[[ Records provided open ]]

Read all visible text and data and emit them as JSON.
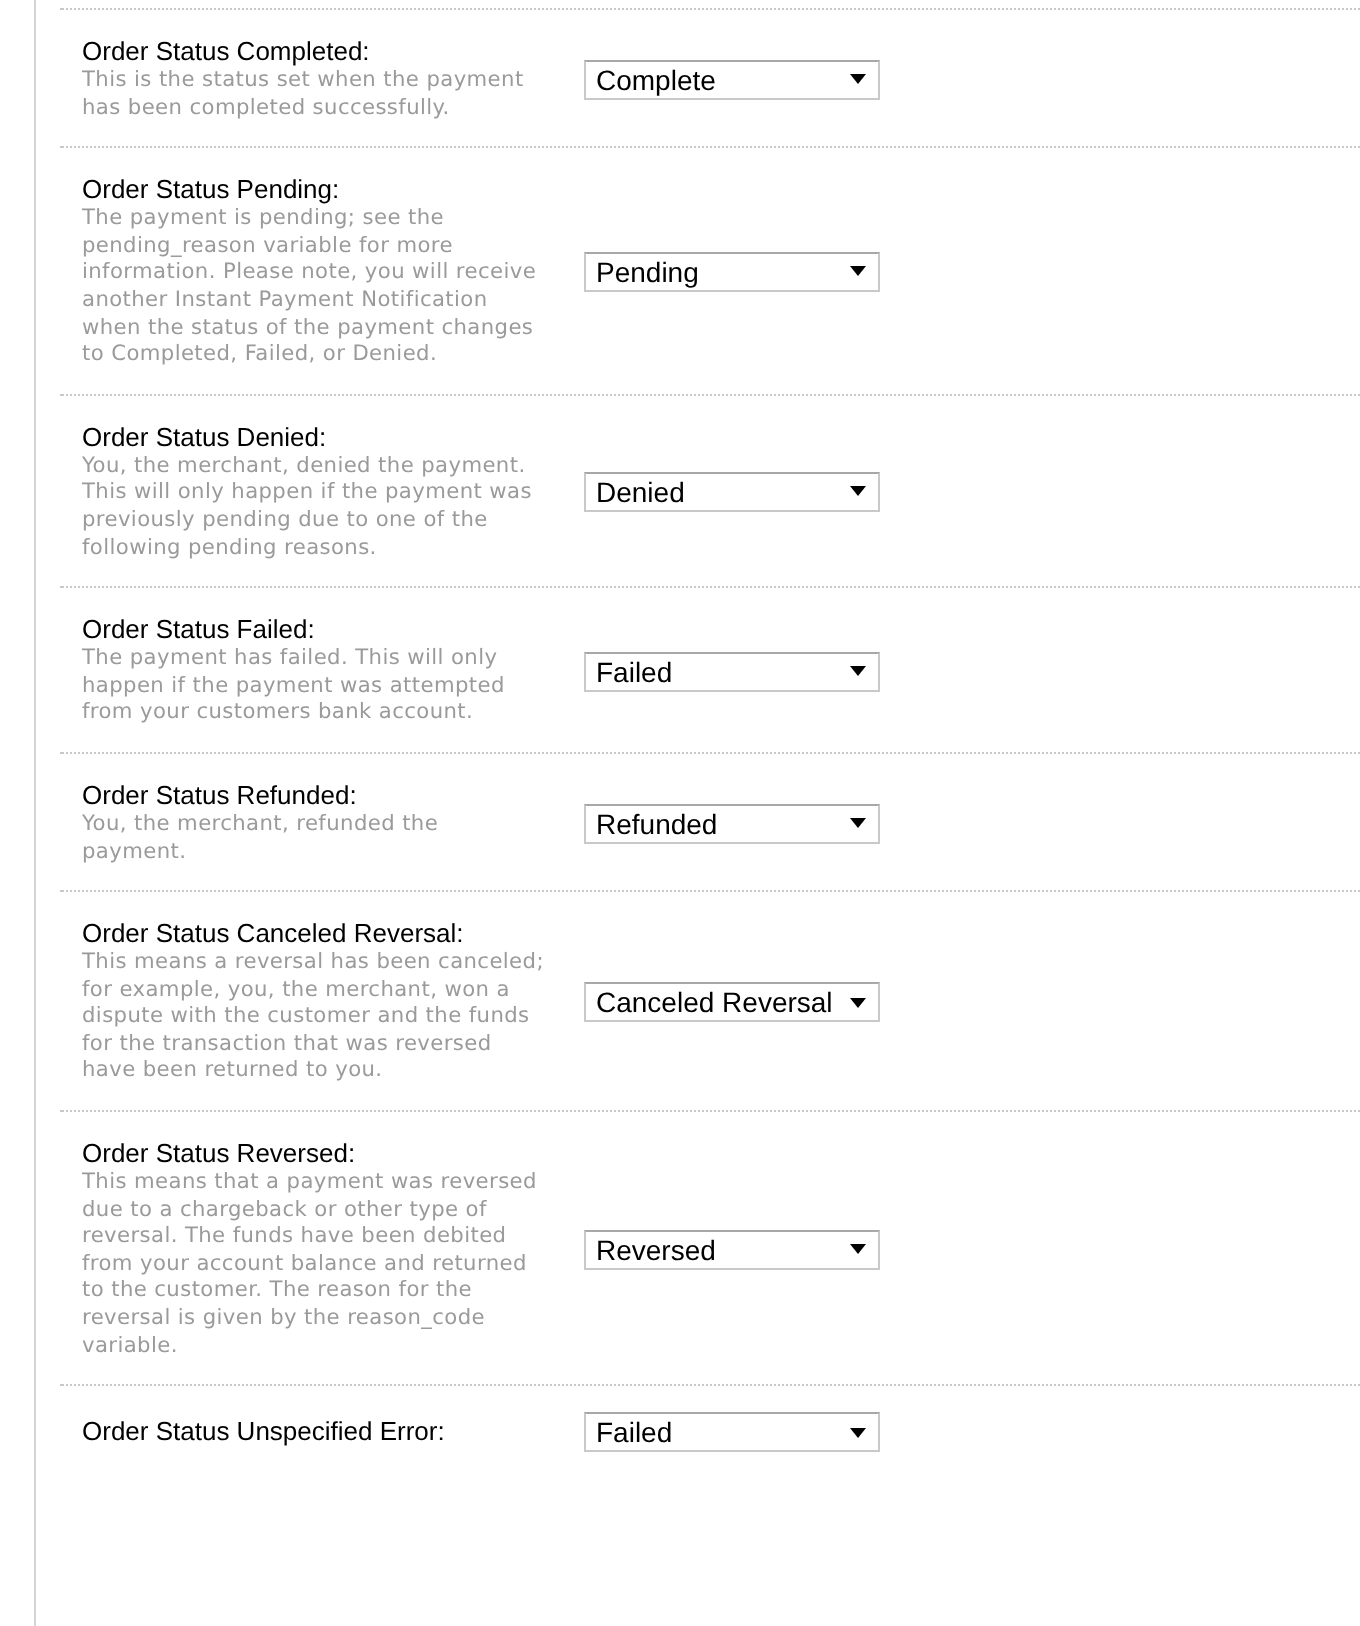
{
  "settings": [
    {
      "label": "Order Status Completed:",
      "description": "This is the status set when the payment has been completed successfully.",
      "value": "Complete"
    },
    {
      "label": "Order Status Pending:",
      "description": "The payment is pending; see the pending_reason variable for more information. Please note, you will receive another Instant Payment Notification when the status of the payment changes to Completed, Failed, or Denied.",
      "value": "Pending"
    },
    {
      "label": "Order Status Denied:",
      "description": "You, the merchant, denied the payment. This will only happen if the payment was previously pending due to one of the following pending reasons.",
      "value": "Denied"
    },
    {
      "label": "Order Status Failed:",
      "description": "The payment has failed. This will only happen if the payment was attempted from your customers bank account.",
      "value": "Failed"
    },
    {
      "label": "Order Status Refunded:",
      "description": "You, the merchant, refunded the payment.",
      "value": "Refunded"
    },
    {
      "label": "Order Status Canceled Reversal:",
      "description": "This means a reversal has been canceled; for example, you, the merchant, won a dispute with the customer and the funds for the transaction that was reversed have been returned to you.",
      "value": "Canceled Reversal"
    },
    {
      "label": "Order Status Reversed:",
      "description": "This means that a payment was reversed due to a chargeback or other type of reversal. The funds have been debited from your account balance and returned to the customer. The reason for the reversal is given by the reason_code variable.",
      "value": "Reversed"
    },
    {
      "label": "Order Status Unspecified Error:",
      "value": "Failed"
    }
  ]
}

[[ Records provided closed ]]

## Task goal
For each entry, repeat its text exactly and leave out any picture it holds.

## Exercise output
Read all visible text and data and emit them as JSON.
{
  "settings": [
    {
      "label": "Order Status Completed:",
      "description": "This is the status set when the payment has been completed successfully.",
      "value": "Complete"
    },
    {
      "label": "Order Status Pending:",
      "description": "The payment is pending; see the pending_reason variable for more information. Please note, you will receive another Instant Payment Notification when the status of the payment changes to Completed, Failed, or Denied.",
      "value": "Pending"
    },
    {
      "label": "Order Status Denied:",
      "description": "You, the merchant, denied the payment. This will only happen if the payment was previously pending due to one of the following pending reasons.",
      "value": "Denied"
    },
    {
      "label": "Order Status Failed:",
      "description": "The payment has failed. This will only happen if the payment was attempted from your customers bank account.",
      "value": "Failed"
    },
    {
      "label": "Order Status Refunded:",
      "description": "You, the merchant, refunded the payment.",
      "value": "Refunded"
    },
    {
      "label": "Order Status Canceled Reversal:",
      "description": "This means a reversal has been canceled; for example, you, the merchant, won a dispute with the customer and the funds for the transaction that was reversed have been returned to you.",
      "value": "Canceled Reversal"
    },
    {
      "label": "Order Status Reversed:",
      "description": "This means that a payment was reversed due to a chargeback or other type of reversal. The funds have been debited from your account balance and returned to the customer. The reason for the reversal is given by the reason_code variable.",
      "value": "Reversed"
    },
    {
      "label": "Order Status Unspecified Error:",
      "value": "Failed"
    }
  ]
}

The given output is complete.